# [ASSIGNMENT]
Copy out each line of the material that includes the word "highlight".

# [INPUT MATERIAL]
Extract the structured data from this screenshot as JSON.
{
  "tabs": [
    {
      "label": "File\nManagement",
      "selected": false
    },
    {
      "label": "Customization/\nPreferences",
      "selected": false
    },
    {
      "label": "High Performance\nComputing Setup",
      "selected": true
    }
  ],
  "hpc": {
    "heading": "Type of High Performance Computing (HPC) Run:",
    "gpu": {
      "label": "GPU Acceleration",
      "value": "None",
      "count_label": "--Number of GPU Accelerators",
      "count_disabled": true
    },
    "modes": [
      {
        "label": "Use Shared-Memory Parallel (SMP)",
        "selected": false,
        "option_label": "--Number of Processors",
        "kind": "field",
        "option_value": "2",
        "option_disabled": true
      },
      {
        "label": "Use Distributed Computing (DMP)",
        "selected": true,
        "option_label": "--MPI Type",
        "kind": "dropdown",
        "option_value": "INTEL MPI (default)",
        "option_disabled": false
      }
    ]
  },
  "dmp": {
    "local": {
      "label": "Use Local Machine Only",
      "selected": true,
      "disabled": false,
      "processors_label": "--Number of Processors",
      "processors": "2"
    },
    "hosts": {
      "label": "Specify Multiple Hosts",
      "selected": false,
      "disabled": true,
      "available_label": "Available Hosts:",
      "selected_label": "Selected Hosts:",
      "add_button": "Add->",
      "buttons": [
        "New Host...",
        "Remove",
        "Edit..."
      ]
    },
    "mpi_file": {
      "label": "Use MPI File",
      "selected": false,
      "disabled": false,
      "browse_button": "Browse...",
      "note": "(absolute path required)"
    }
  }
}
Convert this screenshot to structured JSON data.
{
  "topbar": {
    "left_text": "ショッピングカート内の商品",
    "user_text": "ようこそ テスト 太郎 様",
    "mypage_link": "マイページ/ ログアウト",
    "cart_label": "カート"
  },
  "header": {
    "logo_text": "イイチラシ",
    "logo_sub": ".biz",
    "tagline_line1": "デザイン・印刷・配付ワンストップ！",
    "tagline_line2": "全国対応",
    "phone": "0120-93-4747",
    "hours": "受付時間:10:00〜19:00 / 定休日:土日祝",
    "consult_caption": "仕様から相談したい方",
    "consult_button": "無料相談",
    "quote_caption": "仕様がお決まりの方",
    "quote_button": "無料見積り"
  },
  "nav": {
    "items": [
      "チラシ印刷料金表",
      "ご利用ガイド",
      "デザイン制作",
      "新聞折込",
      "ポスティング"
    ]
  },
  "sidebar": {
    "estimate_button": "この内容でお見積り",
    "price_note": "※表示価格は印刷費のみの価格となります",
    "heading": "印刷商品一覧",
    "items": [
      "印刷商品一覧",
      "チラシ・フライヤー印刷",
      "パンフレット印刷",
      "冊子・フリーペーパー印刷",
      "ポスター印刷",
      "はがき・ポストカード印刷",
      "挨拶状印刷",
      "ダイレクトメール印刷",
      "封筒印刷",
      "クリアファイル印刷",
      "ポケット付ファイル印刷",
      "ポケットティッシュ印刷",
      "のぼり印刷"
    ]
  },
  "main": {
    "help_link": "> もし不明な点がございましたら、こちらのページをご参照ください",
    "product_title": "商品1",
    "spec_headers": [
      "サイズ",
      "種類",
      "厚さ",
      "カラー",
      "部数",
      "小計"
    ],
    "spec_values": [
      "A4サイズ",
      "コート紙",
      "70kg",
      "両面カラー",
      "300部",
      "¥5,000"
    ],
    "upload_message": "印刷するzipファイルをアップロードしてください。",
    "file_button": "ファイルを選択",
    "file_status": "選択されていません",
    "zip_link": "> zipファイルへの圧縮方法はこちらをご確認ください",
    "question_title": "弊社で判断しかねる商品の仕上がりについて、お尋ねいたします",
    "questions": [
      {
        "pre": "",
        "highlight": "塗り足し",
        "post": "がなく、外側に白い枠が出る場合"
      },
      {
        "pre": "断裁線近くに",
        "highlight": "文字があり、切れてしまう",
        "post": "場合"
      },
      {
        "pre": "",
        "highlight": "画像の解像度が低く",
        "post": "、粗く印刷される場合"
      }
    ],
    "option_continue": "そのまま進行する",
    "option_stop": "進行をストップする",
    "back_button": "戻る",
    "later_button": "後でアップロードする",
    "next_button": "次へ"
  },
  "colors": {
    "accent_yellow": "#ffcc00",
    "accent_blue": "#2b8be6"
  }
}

# [RESPONSE TO THIS EXERCISE]
        "highlight": "塗り足し",
        "highlight": "文字があり、切れてしまう",
        "highlight": "画像の解像度が低く",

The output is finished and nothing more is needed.